And yet, when I wasn’t being battered by it, I enjoyed The Empire Strikes Back. The vehicular sections broke up the gameplay nicely, with the Hoth Snowspeeder section being a highlight of the game. While I missed being able to select between characters at various points of the game, it was good to see each of the three playable characters have new abilities since Super Star Wars. The controls feel a little tighter this time around, and everything feels slightly more polished.
All the moments you want from the film are there, and there feels like less use of artistic license this time around, with the movie’s more action-orientated events fitting better in the realm of a videogame. The visuals are notably better, with more interesting enemy designs, even if the Snowtroopers are used where they shouldn’t be, and even the cutscenes feel a little more detailed than in Super Star Wars.
Despite the difficulty, I’d say this is arguably a better game than the original – It feels a bit more complete, and at least the addition of a password system means that a Game Over doesn’t always feel like I’ve wasted my time.

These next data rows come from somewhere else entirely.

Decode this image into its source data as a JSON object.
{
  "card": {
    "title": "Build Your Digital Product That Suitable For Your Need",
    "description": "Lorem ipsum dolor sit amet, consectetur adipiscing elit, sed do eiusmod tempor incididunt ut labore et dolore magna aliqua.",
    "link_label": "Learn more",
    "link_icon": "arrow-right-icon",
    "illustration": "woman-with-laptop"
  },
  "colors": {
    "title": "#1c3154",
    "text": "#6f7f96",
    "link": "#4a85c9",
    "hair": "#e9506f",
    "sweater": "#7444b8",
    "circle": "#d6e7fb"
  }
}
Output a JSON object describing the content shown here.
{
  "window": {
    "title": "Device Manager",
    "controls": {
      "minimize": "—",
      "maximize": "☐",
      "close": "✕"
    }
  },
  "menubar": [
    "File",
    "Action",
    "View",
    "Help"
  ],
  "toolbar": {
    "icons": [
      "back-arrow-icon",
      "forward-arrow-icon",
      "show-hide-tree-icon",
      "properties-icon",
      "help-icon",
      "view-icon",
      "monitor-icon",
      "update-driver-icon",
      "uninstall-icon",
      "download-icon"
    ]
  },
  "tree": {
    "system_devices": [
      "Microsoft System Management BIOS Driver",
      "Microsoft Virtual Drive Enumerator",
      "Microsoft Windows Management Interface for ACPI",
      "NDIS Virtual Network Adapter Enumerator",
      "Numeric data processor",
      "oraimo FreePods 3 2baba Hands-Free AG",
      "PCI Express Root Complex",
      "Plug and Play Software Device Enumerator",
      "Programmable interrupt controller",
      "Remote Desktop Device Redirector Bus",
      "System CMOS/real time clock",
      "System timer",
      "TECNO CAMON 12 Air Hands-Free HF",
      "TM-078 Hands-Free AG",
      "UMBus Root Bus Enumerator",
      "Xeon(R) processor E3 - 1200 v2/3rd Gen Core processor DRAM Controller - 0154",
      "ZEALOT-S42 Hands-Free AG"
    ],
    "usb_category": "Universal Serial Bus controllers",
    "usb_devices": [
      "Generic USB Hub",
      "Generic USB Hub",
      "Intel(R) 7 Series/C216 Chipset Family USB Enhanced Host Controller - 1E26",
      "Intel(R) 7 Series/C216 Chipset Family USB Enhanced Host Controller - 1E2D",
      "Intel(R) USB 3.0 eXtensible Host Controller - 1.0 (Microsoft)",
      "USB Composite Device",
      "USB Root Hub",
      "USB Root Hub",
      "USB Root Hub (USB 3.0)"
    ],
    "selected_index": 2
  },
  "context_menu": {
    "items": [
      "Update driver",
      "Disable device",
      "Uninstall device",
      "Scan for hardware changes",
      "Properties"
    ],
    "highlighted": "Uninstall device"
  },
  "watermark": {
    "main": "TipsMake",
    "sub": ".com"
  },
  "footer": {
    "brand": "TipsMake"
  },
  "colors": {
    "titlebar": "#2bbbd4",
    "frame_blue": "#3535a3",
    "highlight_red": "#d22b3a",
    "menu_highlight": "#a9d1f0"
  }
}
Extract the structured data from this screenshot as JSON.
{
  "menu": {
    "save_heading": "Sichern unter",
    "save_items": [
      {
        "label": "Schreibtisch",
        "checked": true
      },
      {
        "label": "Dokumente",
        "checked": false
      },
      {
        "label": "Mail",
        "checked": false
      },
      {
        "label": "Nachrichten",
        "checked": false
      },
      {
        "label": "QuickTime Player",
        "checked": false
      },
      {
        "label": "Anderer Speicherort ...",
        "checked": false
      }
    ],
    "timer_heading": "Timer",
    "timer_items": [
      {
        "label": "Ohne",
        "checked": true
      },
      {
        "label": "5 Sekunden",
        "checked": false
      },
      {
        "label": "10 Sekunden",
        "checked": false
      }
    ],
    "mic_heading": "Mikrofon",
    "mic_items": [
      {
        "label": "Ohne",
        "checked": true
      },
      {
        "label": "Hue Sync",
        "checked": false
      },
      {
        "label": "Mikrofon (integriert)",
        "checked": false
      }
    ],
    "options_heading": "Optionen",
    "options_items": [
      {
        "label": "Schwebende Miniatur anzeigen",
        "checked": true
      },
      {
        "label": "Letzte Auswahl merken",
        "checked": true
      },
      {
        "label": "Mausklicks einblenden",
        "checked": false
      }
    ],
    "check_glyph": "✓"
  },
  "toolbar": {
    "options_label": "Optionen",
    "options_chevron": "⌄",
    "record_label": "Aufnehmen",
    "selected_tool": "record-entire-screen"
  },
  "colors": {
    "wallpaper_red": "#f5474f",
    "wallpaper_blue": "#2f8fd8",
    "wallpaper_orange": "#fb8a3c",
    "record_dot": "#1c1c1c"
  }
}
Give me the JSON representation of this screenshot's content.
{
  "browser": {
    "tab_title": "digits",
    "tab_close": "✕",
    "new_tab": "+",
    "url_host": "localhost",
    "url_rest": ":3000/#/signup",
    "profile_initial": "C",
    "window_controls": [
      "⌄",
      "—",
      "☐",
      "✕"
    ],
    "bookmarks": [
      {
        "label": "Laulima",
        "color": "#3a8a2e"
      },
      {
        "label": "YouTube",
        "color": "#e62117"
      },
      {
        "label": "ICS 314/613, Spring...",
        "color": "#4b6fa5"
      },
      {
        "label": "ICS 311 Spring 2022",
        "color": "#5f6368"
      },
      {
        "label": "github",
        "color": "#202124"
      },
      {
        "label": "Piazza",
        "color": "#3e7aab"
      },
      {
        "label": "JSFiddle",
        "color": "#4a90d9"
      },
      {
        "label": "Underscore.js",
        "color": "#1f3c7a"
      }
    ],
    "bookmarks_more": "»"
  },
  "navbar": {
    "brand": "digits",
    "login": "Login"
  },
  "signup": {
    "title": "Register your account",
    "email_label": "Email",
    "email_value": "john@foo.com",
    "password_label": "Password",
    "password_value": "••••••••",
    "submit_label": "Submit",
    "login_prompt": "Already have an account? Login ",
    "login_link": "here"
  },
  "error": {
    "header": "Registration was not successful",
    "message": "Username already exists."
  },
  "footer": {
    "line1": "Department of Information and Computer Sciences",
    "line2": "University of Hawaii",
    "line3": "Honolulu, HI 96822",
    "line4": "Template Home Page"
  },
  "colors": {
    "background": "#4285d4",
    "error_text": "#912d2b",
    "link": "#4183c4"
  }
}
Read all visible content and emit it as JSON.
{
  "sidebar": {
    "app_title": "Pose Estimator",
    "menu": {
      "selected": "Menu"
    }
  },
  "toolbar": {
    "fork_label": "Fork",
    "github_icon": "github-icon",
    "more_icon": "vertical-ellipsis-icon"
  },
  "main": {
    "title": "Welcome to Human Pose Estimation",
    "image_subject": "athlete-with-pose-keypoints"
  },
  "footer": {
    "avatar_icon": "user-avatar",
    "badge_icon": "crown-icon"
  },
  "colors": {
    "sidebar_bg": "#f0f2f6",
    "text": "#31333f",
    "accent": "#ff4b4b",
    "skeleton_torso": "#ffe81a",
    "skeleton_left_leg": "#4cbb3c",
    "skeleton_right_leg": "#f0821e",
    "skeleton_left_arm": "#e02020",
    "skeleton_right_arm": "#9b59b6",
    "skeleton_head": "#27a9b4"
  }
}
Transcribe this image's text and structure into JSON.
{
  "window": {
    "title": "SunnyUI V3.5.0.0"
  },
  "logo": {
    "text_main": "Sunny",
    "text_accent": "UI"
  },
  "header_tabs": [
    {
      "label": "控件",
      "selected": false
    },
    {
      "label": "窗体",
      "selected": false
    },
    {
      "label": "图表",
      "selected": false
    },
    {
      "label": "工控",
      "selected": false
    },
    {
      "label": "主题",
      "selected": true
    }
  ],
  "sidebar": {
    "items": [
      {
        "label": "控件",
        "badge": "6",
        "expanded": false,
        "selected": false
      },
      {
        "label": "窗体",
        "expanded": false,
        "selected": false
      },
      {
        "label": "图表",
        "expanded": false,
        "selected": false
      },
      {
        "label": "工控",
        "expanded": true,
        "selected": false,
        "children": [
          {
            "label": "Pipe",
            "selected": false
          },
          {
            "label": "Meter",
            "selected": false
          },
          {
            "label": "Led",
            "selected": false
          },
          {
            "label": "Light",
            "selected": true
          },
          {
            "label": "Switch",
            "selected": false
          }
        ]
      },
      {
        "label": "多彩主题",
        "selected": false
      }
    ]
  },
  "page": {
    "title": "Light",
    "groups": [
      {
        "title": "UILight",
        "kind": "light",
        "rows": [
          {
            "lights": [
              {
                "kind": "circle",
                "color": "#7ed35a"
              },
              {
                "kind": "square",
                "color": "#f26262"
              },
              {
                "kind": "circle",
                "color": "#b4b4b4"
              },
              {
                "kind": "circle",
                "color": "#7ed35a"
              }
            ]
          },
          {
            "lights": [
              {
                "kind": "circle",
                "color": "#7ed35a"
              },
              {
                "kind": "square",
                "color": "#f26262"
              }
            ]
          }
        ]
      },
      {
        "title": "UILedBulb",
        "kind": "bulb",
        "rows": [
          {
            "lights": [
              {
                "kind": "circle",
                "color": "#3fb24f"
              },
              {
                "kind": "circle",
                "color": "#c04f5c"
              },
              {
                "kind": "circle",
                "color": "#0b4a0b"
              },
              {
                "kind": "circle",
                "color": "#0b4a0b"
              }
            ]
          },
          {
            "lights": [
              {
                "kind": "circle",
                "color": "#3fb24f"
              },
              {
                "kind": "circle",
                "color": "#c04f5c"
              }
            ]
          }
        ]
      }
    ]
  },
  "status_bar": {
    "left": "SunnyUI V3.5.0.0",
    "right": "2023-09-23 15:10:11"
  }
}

That’s the end of my Empire Strikes Back SNES review, and there’s just one more game in the Super Star Wars Trilogy to play, so next week we’ll be murdering fat gangsters, playing as tiny teddybears with bows and arrows, and generally saving the galaxy in Super Return of The Jedi and Week 3 of Pug Hoof Gaming’s Super Star Wars Month. But, Week 2 isn’t done yet as I’ll be publishing my entire playthrough of Super Empire Strikes Back, a whole video of cheat codes, and more, so stay tuned!